Pom Poko (1994) – Between this and Porco Rosso, it seems that the early 90s saw Miyazaki and Takahata feeling free to pursue their most idiosyncratic ideas. To mixed results, I’d say. On the one hand, this film is a wonder to behold, a collection of phantasmagoria to match the early Disney cartoons and the pioneering work of Émile Cohl. On the other hand, this movie makes no bones about its purpose: to declare war against the materialistic, godless modern world. Maybe that’s overstating it. Pom Poko has a dark, strange sense of humor to leaven its preaching. The target isn’t deforestation alone but the accompanying bugbears of television and junk food. Two schools of thought emerge in the film’s raccoon society. The first proposes what we might call the Beetlejuice strategy, while the other believes that only all-out war will bring urban development to a halt. These competing ideas keep the film from being simplistic. The somber conclusion is that neither will solve everything.
Isao Takahata is one of the most strident filmmakers I’ve encountered, which is a shame because he’s so wildly gifted, too. The first three (out of five) films he made for Studio Ghibli are very different in tone but are unified by a single plea: Don’t forget the past. Memory is the only thing keeping it alive. This is the source of life’s desperate beauty, because no matter what we do, we’re always quick to forget.

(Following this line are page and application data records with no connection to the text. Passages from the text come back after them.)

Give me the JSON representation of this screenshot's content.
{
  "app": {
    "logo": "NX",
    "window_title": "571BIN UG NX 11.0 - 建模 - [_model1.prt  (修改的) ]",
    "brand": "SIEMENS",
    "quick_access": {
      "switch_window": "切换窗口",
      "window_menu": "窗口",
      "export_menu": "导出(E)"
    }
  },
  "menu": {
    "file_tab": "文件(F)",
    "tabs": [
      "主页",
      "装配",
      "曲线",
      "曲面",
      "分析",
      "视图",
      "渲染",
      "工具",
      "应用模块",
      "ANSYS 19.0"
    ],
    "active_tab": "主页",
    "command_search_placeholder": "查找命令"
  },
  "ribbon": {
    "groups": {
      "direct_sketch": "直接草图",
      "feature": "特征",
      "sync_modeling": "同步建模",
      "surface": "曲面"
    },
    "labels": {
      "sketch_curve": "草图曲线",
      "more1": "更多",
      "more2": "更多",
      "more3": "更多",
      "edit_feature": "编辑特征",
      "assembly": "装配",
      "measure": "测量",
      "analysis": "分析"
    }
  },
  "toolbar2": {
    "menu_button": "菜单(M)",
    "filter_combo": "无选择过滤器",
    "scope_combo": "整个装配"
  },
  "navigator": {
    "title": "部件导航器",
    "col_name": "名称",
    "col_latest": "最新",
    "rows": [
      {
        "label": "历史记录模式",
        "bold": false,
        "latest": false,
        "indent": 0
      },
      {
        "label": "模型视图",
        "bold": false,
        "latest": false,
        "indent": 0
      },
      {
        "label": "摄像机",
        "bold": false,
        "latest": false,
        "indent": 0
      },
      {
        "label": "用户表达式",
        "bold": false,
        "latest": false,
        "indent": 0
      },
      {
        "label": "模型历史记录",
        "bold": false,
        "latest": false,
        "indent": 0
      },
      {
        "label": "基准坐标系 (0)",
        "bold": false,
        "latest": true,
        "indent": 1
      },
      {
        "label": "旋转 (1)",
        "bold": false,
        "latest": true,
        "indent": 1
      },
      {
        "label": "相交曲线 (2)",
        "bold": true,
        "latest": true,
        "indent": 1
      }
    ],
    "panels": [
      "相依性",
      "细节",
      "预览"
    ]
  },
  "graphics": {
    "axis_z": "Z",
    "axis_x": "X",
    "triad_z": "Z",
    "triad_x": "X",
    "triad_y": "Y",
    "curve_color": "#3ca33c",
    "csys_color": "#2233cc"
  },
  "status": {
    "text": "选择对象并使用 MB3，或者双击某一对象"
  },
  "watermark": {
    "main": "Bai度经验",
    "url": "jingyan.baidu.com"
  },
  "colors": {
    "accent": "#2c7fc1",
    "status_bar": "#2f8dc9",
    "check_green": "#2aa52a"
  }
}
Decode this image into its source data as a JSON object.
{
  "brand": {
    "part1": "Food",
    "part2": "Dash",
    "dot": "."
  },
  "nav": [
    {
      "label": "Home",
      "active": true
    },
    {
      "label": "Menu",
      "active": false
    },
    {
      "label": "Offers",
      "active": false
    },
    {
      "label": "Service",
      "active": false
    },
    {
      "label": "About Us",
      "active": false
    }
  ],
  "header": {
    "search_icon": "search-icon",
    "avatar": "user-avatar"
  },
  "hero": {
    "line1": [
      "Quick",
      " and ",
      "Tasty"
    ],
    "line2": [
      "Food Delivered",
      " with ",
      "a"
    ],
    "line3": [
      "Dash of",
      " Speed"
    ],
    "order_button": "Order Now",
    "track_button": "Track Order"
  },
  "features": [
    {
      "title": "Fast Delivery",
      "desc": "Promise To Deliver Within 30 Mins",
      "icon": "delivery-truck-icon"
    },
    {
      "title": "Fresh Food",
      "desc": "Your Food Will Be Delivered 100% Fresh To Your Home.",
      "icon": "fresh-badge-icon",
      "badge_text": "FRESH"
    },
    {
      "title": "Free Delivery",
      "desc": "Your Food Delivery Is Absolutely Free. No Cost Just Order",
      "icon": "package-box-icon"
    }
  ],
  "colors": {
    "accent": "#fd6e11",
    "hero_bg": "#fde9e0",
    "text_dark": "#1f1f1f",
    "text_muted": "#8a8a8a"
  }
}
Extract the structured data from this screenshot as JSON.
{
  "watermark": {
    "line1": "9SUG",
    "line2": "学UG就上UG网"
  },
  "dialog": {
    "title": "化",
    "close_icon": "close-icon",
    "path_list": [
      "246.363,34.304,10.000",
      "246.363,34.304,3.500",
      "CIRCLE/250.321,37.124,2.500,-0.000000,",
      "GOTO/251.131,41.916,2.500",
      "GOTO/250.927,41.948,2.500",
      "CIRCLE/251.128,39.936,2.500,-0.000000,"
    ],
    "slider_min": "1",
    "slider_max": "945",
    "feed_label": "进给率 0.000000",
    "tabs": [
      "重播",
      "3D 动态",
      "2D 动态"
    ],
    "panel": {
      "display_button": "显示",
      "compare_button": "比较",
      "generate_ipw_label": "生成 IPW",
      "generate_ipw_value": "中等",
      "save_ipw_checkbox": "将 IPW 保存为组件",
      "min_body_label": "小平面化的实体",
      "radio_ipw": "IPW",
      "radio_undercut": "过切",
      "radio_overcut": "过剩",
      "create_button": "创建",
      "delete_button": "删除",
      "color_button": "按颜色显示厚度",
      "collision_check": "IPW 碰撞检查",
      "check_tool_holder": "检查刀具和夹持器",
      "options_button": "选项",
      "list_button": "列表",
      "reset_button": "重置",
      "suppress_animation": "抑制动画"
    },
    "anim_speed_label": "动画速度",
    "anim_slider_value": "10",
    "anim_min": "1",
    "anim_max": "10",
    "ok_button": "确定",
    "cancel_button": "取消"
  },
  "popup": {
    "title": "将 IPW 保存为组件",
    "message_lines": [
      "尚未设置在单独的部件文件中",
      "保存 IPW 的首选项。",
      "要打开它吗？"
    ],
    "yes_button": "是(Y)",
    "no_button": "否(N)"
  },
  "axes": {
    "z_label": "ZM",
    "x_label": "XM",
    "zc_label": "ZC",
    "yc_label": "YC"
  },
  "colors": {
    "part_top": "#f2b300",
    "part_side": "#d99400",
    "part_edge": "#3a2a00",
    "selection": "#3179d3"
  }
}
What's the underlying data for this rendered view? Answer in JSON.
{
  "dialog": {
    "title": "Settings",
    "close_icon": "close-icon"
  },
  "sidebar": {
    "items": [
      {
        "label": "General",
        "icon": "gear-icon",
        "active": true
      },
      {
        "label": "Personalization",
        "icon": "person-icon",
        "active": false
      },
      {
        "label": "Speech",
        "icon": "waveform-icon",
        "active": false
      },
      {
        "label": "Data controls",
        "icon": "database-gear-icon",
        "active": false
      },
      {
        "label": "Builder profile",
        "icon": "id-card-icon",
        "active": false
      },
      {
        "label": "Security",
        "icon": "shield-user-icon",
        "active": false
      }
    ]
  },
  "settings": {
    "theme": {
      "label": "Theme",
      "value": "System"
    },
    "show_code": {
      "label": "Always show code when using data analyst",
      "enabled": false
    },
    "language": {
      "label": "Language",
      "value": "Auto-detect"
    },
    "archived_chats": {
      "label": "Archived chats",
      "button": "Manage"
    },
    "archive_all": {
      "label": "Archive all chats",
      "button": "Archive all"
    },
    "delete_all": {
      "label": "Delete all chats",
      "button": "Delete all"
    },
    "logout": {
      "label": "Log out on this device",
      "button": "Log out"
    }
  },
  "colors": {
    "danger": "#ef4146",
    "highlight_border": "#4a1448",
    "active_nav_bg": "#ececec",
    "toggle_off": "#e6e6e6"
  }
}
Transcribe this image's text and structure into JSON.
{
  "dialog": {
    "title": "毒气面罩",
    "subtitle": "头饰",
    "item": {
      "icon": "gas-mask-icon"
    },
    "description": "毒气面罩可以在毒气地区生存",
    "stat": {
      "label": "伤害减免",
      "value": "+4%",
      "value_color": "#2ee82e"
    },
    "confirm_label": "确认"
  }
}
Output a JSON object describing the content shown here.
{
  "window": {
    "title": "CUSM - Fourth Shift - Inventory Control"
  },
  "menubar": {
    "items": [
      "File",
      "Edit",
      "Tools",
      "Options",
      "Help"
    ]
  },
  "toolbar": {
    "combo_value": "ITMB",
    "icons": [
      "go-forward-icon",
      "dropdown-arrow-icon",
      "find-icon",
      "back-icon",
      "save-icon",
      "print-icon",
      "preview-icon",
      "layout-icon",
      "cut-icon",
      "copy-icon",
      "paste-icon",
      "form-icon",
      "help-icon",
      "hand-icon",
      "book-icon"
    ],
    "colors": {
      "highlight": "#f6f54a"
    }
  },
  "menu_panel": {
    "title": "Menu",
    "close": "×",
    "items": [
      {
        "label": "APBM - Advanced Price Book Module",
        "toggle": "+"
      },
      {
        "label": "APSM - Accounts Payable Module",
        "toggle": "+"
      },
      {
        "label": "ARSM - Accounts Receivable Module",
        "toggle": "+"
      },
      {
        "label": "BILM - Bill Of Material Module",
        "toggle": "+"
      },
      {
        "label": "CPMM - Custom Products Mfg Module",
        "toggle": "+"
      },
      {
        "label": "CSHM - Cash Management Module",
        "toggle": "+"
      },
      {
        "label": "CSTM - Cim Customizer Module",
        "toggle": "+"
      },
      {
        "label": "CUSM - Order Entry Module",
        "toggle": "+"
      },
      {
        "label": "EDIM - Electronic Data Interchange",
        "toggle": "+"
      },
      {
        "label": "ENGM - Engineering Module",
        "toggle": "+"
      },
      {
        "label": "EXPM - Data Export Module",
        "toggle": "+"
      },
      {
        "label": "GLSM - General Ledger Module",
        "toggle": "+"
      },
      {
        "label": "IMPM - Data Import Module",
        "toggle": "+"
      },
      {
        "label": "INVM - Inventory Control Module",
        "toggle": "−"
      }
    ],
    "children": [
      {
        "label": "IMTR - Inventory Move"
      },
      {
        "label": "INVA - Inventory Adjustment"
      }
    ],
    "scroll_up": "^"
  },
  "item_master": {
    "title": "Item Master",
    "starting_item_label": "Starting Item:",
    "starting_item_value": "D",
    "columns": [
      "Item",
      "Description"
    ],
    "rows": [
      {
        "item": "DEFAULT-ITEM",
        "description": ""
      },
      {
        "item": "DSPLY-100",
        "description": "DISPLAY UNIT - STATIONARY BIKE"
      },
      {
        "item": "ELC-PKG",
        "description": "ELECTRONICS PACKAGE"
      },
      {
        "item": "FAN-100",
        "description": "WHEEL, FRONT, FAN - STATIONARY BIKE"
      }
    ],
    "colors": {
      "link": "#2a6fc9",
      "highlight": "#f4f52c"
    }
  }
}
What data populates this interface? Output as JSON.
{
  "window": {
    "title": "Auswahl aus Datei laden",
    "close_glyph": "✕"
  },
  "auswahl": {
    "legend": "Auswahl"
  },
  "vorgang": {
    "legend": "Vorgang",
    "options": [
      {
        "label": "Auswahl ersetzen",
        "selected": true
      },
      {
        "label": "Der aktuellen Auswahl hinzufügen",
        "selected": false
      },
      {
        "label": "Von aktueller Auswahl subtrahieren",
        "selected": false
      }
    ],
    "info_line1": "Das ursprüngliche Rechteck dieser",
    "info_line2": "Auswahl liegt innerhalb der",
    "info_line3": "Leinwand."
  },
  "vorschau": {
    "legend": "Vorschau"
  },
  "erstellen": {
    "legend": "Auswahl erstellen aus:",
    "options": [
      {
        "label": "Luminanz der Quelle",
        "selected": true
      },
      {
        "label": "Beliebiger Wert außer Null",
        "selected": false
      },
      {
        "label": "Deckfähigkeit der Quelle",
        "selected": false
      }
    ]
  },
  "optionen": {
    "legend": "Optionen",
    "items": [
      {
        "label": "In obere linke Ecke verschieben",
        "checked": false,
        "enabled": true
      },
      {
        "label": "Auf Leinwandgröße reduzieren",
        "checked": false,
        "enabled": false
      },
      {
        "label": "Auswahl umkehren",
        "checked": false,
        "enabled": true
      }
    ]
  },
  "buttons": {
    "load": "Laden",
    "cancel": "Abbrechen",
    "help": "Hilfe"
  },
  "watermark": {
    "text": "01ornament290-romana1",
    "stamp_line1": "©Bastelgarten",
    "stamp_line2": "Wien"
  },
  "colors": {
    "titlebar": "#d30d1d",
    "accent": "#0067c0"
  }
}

(NOTE ON THE ENGLISH-LANGUAGE VERSION: Maurice LaMarche has the perfect “droll narrator” voice. His work here is endlessly pleasurable. Watching this movie a second time, in English, had a couple ancillary benefits this time. First, not reading subtitles helped me concentrate better on the raccoon’s wild transformations. Second, hearing recognizable voices helped me distinguish the characters better. I could form a mental image of the specific individuals within each faction. There’s a lot you can miss on the first viewing.)
My Neighbors the Yamadas (1999) – So the guy who made Grave of the Fireflies also made a feature film sitcom? That’s some inspiring breadth, I must say.
“Sitcom” can sometimes be a pejorative, and this movie features all of the usual problems with the form: trite, inoffensive humor with a lot of hugging and learning. The “cuckoo” music cue that keeps popping up is almost as bad as a laugh track. The movie tells the story of a “quirky” family whose quirks mostly consist of being a little selfish and very forgetful. Seriously, it’s an hour and a half of people forgetting things, bookended by benedictory wedding speeches. Beyond that, there are scenes of family members fighting over the TV remote and what to have for dinner. Some moments work very well, but not many. Besides being a sitcom, stylistically this movie is a comic strip. I mentioned Émile Cohl with regards to Pom Poko, and he’s even more relevant here — drawings that call attention to themselves as drawings; smooth transformations in the opening sequence, with the Yamadas’ marriage envisioned as first a bobsled ride, then a sailboat, then a tractor. The imagination of those first scenes isn’t really sustained, though, except for the “superhero” scene.
(NOTE ON THE ENGLISH-LANGUAGE VERSION: Jim Belushi! The American cast was pretty good this time around, but there were instances when their speech patterns became very awkward in order to fit the characters’ mouth movements. Bringing along David Ogden Stiers to recite the haiku was a great idea.)